§ **DESCRIPTION OF THE TASK**: In the data, extract each line that holds the string "active".

Entries taken from a collection
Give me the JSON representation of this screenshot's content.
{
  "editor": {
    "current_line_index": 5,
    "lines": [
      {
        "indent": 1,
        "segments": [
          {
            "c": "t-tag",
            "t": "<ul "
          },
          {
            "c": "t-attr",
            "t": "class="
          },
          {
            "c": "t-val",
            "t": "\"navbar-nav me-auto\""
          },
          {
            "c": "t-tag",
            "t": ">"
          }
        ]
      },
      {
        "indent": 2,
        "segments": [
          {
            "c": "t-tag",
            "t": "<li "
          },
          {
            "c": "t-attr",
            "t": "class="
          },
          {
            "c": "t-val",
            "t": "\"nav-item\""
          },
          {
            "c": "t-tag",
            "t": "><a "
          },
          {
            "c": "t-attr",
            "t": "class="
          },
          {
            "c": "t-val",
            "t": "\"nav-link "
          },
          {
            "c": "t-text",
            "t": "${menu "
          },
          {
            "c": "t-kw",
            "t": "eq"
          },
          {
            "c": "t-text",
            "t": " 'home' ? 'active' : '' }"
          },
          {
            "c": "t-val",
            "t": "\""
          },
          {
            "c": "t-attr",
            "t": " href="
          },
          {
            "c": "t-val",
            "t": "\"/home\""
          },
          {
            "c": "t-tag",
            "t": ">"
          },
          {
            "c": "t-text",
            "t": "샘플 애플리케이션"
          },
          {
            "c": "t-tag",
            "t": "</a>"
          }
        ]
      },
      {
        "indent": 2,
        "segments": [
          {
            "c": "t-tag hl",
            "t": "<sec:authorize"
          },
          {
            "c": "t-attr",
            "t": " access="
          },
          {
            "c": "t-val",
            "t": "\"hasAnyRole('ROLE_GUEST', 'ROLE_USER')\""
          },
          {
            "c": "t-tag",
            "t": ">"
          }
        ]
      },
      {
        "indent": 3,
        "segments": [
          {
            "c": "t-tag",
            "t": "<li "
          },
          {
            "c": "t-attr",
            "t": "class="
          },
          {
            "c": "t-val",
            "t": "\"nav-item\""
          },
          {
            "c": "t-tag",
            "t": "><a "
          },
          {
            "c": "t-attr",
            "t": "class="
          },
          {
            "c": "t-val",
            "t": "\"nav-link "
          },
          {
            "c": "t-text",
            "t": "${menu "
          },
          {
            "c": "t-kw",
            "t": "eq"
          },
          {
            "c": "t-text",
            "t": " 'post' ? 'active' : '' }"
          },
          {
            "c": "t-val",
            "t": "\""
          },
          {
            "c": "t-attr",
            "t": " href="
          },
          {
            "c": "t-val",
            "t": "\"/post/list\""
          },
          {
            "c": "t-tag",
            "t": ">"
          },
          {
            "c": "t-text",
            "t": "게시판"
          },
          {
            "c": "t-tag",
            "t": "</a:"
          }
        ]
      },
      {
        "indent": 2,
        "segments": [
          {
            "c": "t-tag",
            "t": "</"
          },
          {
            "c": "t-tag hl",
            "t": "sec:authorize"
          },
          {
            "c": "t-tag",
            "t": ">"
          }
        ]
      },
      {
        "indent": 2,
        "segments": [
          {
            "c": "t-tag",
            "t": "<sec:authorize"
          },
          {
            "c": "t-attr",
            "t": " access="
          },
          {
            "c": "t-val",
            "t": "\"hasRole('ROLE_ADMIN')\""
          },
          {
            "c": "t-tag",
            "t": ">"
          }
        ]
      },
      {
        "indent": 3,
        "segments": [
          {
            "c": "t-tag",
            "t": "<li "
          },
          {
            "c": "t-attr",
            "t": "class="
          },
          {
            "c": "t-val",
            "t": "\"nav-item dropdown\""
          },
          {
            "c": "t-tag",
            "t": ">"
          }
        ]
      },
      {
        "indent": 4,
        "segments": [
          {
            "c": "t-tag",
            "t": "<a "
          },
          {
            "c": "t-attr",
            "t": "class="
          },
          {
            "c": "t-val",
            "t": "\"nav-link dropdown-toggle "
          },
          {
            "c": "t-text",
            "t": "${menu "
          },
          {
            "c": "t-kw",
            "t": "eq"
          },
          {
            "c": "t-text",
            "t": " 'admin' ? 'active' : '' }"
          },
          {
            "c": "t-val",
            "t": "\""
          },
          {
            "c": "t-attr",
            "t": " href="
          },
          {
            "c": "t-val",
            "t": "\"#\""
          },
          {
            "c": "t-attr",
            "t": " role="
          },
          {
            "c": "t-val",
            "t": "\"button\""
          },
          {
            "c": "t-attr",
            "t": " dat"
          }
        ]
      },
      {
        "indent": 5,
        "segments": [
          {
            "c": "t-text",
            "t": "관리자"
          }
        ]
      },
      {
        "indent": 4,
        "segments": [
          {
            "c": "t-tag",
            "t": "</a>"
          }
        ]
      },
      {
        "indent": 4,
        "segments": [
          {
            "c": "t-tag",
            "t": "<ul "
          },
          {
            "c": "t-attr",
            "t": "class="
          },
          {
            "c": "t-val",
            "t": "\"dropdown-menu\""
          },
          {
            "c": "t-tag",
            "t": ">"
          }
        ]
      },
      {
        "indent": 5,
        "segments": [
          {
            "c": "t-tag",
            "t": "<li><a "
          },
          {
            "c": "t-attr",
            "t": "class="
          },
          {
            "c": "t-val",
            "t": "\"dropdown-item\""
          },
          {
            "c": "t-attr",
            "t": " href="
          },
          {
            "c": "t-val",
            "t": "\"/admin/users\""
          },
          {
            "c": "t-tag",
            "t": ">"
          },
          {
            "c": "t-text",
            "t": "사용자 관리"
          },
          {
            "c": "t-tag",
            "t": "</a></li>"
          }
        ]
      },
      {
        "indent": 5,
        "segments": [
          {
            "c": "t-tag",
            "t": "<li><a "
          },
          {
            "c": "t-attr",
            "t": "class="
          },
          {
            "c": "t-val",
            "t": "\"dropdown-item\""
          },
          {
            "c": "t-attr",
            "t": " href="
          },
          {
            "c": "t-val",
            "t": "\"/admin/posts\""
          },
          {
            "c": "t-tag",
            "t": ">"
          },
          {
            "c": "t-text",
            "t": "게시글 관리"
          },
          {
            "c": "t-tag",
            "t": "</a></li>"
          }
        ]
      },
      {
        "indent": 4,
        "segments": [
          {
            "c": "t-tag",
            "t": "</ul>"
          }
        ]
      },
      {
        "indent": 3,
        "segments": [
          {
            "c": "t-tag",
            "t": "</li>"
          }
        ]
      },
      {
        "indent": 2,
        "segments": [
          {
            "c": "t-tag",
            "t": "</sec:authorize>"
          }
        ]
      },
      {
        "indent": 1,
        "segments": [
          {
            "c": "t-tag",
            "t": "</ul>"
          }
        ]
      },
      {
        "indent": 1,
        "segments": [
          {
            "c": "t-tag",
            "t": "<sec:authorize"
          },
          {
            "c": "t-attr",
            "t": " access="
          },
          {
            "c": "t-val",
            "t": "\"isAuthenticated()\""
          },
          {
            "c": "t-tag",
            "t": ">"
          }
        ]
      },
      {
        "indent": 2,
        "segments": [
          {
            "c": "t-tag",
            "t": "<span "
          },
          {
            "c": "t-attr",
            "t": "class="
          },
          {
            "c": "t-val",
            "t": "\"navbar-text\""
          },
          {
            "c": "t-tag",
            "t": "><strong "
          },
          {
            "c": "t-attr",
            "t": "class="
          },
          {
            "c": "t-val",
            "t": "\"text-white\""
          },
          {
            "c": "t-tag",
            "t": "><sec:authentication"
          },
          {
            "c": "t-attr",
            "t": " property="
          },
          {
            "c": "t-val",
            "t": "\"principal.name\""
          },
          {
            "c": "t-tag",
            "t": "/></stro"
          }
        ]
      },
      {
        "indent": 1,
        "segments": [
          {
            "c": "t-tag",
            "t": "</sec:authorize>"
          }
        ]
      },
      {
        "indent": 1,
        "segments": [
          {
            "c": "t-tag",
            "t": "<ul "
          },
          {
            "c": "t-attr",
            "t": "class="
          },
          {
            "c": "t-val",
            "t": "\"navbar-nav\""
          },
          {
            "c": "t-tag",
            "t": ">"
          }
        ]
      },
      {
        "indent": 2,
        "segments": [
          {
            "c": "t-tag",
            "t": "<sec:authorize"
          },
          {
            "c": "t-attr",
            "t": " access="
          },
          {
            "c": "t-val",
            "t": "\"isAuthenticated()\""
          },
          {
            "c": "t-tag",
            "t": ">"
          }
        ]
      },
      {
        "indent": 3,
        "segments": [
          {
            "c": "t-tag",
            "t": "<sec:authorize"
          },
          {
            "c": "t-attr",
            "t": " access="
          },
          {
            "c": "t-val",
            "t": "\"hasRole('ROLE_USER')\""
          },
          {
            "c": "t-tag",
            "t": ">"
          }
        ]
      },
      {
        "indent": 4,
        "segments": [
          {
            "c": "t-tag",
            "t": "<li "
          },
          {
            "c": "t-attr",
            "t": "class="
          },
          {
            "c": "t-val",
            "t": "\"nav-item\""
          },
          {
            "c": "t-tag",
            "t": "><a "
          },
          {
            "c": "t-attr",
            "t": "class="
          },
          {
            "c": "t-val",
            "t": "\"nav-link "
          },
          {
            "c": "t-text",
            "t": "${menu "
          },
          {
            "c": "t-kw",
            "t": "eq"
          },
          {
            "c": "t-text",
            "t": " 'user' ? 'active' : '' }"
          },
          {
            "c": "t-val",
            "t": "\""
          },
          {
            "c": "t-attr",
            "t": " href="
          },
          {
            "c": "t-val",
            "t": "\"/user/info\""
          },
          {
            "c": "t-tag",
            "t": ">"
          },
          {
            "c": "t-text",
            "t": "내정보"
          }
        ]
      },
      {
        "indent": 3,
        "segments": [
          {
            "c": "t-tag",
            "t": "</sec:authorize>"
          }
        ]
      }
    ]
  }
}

§ **COMPLETED EXERCISE**:
            "t": " 'home' ? 'active' : '' }"
            "t": " 'post' ? 'active' : '' }"
            "t": " 'admin' ? 'active' : '' }"
            "t": " 'user' ? 'active' : '' }"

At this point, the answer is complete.